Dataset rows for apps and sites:

***

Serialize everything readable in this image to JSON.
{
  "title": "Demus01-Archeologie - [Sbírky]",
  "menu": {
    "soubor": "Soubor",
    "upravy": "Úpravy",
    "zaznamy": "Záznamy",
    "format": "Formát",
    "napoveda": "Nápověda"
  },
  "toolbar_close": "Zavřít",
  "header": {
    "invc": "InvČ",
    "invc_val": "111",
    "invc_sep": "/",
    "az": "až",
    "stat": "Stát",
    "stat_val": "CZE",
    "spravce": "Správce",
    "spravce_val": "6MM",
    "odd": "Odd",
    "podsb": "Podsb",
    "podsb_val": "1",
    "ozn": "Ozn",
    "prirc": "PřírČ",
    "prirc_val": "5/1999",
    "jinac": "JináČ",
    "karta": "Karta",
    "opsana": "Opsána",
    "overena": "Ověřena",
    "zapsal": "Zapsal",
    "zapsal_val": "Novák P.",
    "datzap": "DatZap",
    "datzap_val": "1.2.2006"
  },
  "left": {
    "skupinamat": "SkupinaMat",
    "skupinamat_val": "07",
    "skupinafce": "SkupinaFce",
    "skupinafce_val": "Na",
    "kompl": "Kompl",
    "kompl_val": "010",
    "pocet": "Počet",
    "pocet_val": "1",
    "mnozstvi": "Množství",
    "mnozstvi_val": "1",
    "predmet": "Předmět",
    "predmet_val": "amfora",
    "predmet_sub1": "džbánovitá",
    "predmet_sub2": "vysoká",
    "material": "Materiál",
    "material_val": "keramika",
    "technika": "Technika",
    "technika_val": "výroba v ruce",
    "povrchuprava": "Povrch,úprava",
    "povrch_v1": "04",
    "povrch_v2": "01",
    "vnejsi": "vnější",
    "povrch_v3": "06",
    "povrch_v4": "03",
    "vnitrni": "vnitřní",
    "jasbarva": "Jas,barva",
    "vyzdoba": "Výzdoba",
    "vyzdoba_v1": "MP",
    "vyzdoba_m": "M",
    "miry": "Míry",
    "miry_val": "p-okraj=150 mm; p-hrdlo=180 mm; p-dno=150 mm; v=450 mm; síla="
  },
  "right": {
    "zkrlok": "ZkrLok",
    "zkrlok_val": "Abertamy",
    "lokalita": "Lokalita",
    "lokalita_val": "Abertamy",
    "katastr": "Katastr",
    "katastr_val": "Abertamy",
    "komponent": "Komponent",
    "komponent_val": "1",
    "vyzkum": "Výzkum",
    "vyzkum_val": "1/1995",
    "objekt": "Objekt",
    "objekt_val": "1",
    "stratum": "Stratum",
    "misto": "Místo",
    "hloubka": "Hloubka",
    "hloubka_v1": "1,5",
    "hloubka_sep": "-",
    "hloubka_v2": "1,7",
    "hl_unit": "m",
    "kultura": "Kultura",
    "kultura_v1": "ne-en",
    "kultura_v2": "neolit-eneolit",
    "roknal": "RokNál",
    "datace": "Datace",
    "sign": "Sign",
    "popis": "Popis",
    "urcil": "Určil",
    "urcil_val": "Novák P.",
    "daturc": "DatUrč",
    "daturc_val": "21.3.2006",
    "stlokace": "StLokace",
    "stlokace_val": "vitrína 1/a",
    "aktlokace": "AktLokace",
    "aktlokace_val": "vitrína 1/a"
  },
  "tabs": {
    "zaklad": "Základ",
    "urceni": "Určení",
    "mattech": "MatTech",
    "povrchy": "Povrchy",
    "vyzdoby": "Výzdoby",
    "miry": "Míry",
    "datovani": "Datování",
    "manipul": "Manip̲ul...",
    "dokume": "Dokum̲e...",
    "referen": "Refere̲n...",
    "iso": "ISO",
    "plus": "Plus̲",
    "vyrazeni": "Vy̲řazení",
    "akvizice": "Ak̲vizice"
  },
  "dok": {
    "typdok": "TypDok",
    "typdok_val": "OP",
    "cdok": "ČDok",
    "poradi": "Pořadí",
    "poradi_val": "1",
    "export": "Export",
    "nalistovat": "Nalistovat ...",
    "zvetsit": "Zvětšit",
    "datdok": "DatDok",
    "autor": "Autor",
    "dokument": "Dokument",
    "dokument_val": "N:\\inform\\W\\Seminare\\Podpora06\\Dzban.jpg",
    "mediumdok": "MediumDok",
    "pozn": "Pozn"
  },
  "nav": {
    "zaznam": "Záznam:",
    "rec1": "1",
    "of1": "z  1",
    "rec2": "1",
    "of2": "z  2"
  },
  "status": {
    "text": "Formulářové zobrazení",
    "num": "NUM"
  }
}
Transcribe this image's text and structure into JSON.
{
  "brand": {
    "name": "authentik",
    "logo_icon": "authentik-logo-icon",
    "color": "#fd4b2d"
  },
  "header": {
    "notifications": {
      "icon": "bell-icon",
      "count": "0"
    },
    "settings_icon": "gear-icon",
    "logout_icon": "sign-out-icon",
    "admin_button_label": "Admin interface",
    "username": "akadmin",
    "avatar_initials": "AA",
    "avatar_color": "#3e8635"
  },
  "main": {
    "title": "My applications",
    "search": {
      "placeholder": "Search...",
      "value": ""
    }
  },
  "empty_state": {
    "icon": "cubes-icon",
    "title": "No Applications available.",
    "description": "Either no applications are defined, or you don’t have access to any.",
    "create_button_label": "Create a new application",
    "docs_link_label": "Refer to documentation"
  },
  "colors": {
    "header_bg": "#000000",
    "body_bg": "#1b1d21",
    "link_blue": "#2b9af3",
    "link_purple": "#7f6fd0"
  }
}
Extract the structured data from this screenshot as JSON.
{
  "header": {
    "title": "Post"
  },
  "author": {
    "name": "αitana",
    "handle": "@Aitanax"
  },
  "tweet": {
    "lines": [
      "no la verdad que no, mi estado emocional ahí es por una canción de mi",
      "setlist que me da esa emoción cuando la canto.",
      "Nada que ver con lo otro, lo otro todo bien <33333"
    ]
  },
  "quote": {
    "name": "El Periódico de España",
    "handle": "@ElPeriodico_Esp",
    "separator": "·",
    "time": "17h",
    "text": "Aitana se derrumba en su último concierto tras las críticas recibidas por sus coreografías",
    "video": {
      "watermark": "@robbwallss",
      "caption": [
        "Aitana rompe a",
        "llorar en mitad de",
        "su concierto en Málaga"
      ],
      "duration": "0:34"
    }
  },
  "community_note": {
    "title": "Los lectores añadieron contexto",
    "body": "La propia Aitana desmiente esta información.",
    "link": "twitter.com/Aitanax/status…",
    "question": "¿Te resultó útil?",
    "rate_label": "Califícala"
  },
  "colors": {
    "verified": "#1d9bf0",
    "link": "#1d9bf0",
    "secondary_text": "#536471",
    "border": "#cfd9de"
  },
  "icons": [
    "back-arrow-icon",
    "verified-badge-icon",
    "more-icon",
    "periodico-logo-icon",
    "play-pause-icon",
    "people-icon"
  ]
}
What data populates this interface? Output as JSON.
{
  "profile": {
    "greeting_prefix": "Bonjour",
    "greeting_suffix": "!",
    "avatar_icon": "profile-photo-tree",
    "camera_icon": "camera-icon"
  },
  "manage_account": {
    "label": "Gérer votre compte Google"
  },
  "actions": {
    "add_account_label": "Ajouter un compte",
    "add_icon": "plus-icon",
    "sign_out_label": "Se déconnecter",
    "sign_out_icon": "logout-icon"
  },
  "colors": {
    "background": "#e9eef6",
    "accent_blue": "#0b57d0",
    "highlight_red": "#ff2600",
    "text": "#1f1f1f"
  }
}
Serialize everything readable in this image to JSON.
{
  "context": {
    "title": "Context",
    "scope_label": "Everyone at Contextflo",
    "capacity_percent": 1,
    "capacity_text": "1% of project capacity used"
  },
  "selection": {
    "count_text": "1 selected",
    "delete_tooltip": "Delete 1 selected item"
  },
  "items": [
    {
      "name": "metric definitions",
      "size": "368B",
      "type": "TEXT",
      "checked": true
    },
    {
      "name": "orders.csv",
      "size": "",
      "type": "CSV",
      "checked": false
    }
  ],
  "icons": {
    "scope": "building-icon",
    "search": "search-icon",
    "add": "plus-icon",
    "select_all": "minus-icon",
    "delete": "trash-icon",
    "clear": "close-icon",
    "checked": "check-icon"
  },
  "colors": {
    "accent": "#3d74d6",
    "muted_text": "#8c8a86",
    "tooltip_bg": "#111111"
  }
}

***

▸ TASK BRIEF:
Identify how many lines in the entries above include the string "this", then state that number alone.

▸ WRITTEN ANSWER:
5